MR. HUNT: The immigration bill is bogged down in the bitterly divided Senate. In July, will the House take up immigration no matter what the Senate does, or are you going to wait to see what the Senate does first?
REP. PELOSI: I've always said that we will wait to see what the Senate does. I have to commend President Bush. He has been very courageous on this issue. We won't have a bill though, unless he exerts more leadership in the Senate and in the House to pass the legislation.
MR. HUNT: If the bill as it stands should pass the Senate, what would be its prospects in the House?
REP. PELOSI: Well, it depends on what passes the Senate. We like the bill that passed in the last Congress. It was comprehensive; it was about securing our borders, enforcing our laws, protecting American workers, and providing a path to legalization for millions of people in our country. I don't know what form the bill will take in the Senate this year, because, as you know, the one bill was prevented from coming to the floor. So now they're at work on the next version.
MR. HUNT: But they had the basic compromise over there, the so-called grand bargain, which has pretty much stuck together with one or two exceptions. The broad outlines of the bill, can that pass the House right now?
REP. PELOSI: With some modification, but we'll work together in a bipartisan way. This bill affects too many people over a long period of time. We want it to be bipartisan and comprehensive.
MR. HUNT: And how many Republican votes would it have to get to pass the House?
REP. PELOSI: Well, I would like to see a strong bipartisan vote, but I would hope that it would be at least 50 to 70 votes on the Republican side. That doesn't mean that we would lose that many Democrats; it just means we'd like to see a show of bipartisanship.

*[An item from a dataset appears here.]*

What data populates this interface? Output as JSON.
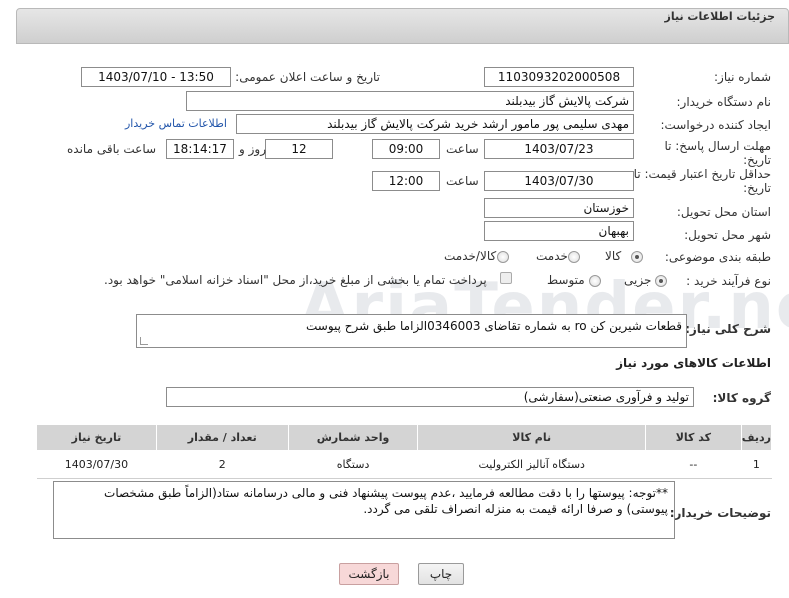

Friday, June 15, 2007
Speaker Nancy Pelosi interview on the future of the immigration bill in the House: